When we begin to create something new there is always a nucleus of a thought, an idea that takes hold in your mind.  When that idea takes hold in your mind and catches your attention like never before, you have just experienced a taste of God working through you.

God makes new things out of nothing.  He spoke the world into existence out of a void.  He spoke the sun, moon, stars, and all things into existence out of nothing.  God breathed life into man; without God we could not draw a breath.

In the same way I believe that without God we could not think a single original thought.  When we express a new idea or thought God is revealing himself through us as Creator God.  He is using our preferences and abilities to give fresh expression to himself.

Partnering with God

We have been talking specifically about composing and songwriting, but, in reality, God partners with human beings in every single creative activity in exactly the same way.  Sometimes we twist the pure ideas he places in our hearts, and other times we hear clearly and express his ideas well.

Before you begin the day, thank God for what he has done and ask him to guide your thoughts and ideas, actions and motives.  During the day, when you begin a new project or a meeting, ask God to partner with you.  Ask him to create something out of nothing through you.

How have you seen God partner with you creatively?

The Truth About Preference

In our me-centric world personal preference has become king and queen, dominating nearly every facet of life.

Bread at a Bakery

Wegman’s grocery stores, a favorite of mine when I lived in Rochester, NY, lists almost 500 responses on their website to a search for actual bread products.  Choose between Giant Bread, Garlic Tuscany, Orange Cranberry, and hundreds of other shapes and flavors.

Music Genres List has catalogued over 230 different styles of music.  Dubstep, Opera, and Dirty South are just a few possibilities.  AMC’s Filmsite list displays hundreds of possible movie genres, sub-genres, and hybrids.

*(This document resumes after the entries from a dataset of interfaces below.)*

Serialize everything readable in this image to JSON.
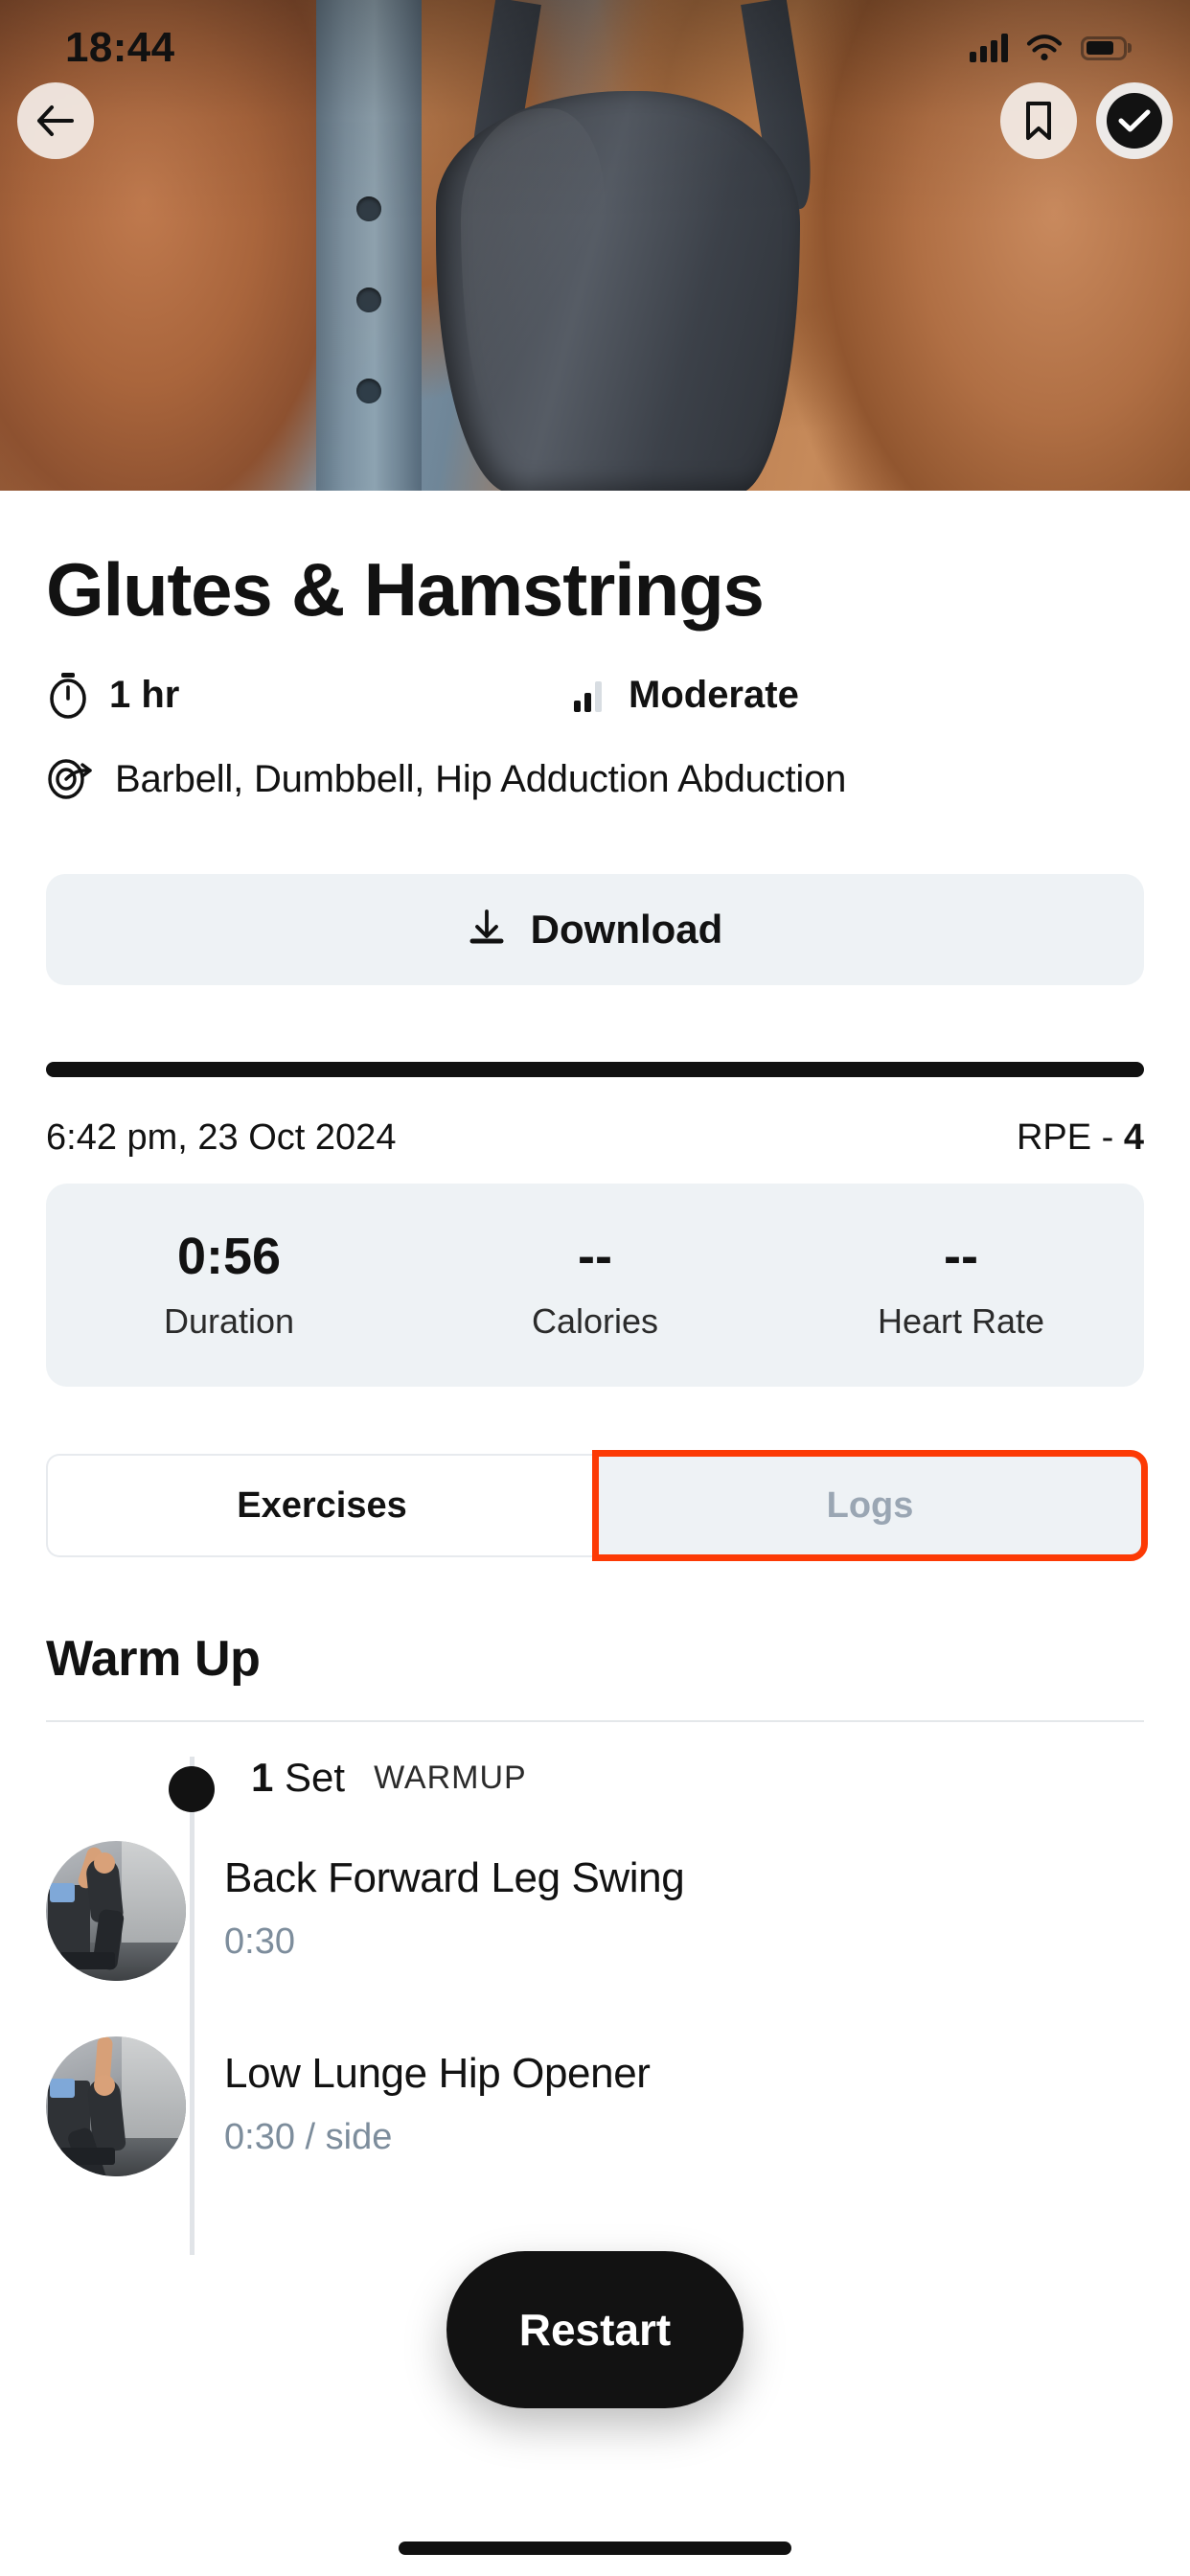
{
  "status_bar": {
    "time": "18:44",
    "signal_icon": "cellular-signal-icon",
    "wifi_icon": "wifi-icon",
    "battery_icon": "battery-icon"
  },
  "header": {
    "back_icon": "back-arrow-icon",
    "bookmark_icon": "bookmark-icon",
    "complete_icon": "check-circle-icon"
  },
  "workout": {
    "title": "Glutes & Hamstrings",
    "duration_icon": "stopwatch-icon",
    "duration": "1 hr",
    "intensity_icon": "signal-bars-icon",
    "intensity": "Moderate",
    "equipment_icon": "equipment-swirl-icon",
    "equipment": "Barbell, Dumbbell, Hip Adduction Abduction"
  },
  "download": {
    "icon": "download-icon",
    "label": "Download"
  },
  "log_summary": {
    "date": "6:42 pm, 23 Oct 2024",
    "rpe_label": "RPE - ",
    "rpe_value": "4",
    "stats": [
      {
        "value": "0:56",
        "label": "Duration"
      },
      {
        "value": "--",
        "label": "Calories"
      },
      {
        "value": "--",
        "label": "Heart Rate"
      }
    ]
  },
  "tabs": [
    {
      "label": "Exercises",
      "active": true
    },
    {
      "label": "Logs",
      "active": false,
      "highlighted": true
    }
  ],
  "section": {
    "heading": "Warm Up",
    "set_count": "1",
    "set_word": " Set",
    "set_tag": "WARMUP"
  },
  "exercises": [
    {
      "name": "Back Forward Leg Swing",
      "detail": "0:30",
      "thumb": "exercise-thumbnail"
    },
    {
      "name": "Low Lunge Hip Opener",
      "detail": "0:30 / side",
      "thumb": "exercise-thumbnail"
    }
  ],
  "fab": {
    "label": "Restart"
  },
  "colors": {
    "accent_highlight": "#fc3a05",
    "surface": "#eef2f5",
    "text_primary": "#121212",
    "text_muted": "#7d8d9c",
    "tab_inactive_text": "#9aa6b3"
  }
}
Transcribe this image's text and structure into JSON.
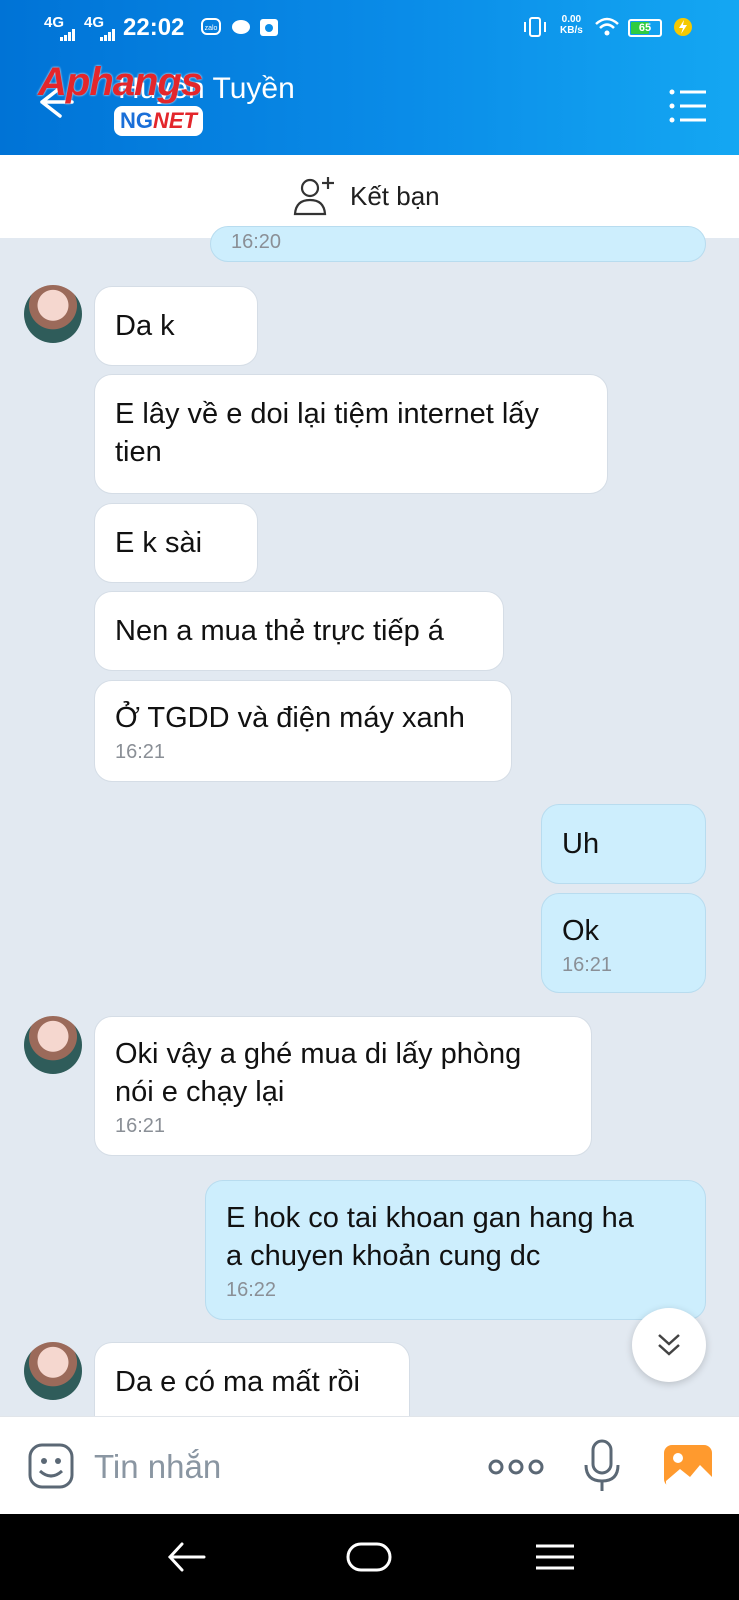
{
  "status_bar": {
    "signal1": "4G",
    "signal2": "4G",
    "time": "22:02",
    "speed_value": "0.00",
    "speed_unit": "KB/s",
    "battery": "65",
    "battery_level": 0.65
  },
  "header": {
    "title": "Huyền Tuyền",
    "watermark_top": "Aphangs",
    "watermark_badge_left": "NG",
    "watermark_badge_right": "NET"
  },
  "add_friend": {
    "label": "Kết bạn"
  },
  "messages": [
    {
      "side": "me",
      "text": "",
      "time": "16:20"
    },
    {
      "side": "them",
      "text": "Da k",
      "time": ""
    },
    {
      "side": "them",
      "text": "E lây về e doi lại tiệm internet lấy\ntien",
      "time": ""
    },
    {
      "side": "them",
      "text": "E k sài",
      "time": ""
    },
    {
      "side": "them",
      "text": "Nen a mua thẻ trực tiếp á",
      "time": ""
    },
    {
      "side": "them",
      "text": "Ở TGDD và điện máy xanh",
      "time": "16:21"
    },
    {
      "side": "me",
      "text": "Uh",
      "time": ""
    },
    {
      "side": "me",
      "text": "Ok",
      "time": "16:21"
    },
    {
      "side": "them",
      "text": "Oki vậy a ghé mua di lấy phòng\nnói e chạy lại",
      "time": "16:21"
    },
    {
      "side": "me",
      "text": "E hok co tai khoan gan hang ha\na chuyen khoản cung dc",
      "time": "16:22"
    },
    {
      "side": "them",
      "text": "Da e có ma mất rồi",
      "time": ""
    }
  ],
  "composer": {
    "placeholder": "Tin nhắn"
  },
  "colors": {
    "header_start": "#0073d6",
    "header_end": "#14a7f2",
    "chat_bg": "#e2e9f1",
    "my_bubble": "#cdeefd",
    "their_bubble": "#ffffff",
    "photo_icon": "#ff9a2e"
  },
  "icons": {
    "back": "arrow-left-icon",
    "menu": "list-menu-icon",
    "add_friend": "user-plus-icon",
    "emoji": "emoji-icon",
    "more": "more-dots-icon",
    "mic": "microphone-icon",
    "photo": "photo-icon",
    "scroll_down": "double-chevron-down-icon"
  }
}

With this level of preference in culture, we should not be surprised to find that preference is a major player in church selection and even church leadership.

Humans are preferential.  Choice and free will are actually a gift from God.  We, on the other hand, often go to the extreme of declaring our preference the only correct preference.  I used to believe in a world where someone could make choices outside of preference, that there are black and white answers to everything.

I could not have been more wrong.

My executive pastor recently reminded me that one of the most important parts to discussing worship and music is admitting that your own preferences are always influencing your decisions.

  • When I choose music for a service, in addition to praying, considering Scripture references, and incorporating themes, I will undoubtedly base my decisions on preference.
  • When I look for a recording to guide my band, my preferences will guide me.
  • When someone asks me to listen to a piece of music, I will listen as objectively as I can, but my preferences will be present.
  • When I am hired, my employer in part hires my unique preferences.
  • When I get defensive in a worship or music discussion, I can usually look back and see me on a soapbox touting my preferences.

Over time I am becoming, with God’s help, more aware of my preferences and less judgmental of the preferences of others.

How do your preferences influence your leadership?